EXERCISE AIM: Each record is to be written out exactly as it appears.

RECORD EXCERPTS:
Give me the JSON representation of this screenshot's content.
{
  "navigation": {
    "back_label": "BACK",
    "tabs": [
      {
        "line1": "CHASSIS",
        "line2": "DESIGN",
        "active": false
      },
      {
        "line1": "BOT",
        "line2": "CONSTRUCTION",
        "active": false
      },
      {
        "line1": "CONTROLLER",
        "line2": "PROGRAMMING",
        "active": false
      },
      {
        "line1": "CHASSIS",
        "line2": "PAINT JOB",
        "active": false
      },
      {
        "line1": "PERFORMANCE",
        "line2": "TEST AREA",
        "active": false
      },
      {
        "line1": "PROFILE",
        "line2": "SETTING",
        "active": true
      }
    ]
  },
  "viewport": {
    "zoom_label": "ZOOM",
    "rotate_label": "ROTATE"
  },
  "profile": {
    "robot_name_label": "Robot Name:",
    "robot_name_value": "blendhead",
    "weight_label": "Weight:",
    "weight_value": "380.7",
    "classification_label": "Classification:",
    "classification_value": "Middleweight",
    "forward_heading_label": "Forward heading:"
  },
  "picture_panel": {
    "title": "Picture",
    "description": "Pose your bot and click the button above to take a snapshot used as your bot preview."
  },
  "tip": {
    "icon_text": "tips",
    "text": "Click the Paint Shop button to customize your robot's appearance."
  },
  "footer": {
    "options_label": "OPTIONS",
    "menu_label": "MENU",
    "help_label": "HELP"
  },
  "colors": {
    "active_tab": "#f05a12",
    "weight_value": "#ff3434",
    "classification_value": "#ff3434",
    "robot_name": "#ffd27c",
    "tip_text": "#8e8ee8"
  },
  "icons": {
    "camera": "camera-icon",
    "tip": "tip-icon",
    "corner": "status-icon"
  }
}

SOLUTION TO THIS EXERCISE:
Give me the JSON representation of this screenshot's content.
{
  "navigation": {
    "back_label": "BACK",
    "tabs": [
      {
        "line1": "CHASSIS",
        "line2": "DESIGN",
        "active": false
      },
      {
        "line1": "BOT",
        "line2": "CONSTRUCTION",
        "active": false
      },
      {
        "line1": "CONTROLLER",
        "line2": "PROGRAMMING",
        "active": false
      },
      {
        "line1": "CHASSIS",
        "line2": "PAINT JOB",
        "active": false
      },
      {
        "line1": "PERFORMANCE",
        "line2": "TEST AREA",
        "active": false
      },
      {
        "line1": "PROFILE",
        "line2": "SETTING",
        "active": true
      }
    ]
  },
  "viewport": {
    "zoom_label": "ZOOM",
    "rotate_label": "ROTATE"
  },
  "profile": {
    "robot_name_label": "Robot Name:",
    "robot_name_value": "blendhead",
    "weight_label": "Weight:",
    "weight_value": "380.7",
    "classification_label": "Classification:",
    "classification_value": "Middleweight",
    "forward_heading_label": "Forward heading:"
  },
  "picture_panel": {
    "title": "Picture",
    "description": "Pose your bot and click the button above to take a snapshot used as your bot preview."
  },
  "tip": {
    "icon_text": "tips",
    "text": "Click the Paint Shop button to customize your robot's appearance."
  },
  "footer": {
    "options_label": "OPTIONS",
    "menu_label": "MENU",
    "help_label": "HELP"
  },
  "colors": {
    "active_tab": "#f05a12",
    "weight_value": "#ff3434",
    "classification_value": "#ff3434",
    "robot_name": "#ffd27c",
    "tip_text": "#8e8ee8"
  },
  "icons": {
    "camera": "camera-icon",
    "tip": "tip-icon",
    "corner": "status-icon"
  }
}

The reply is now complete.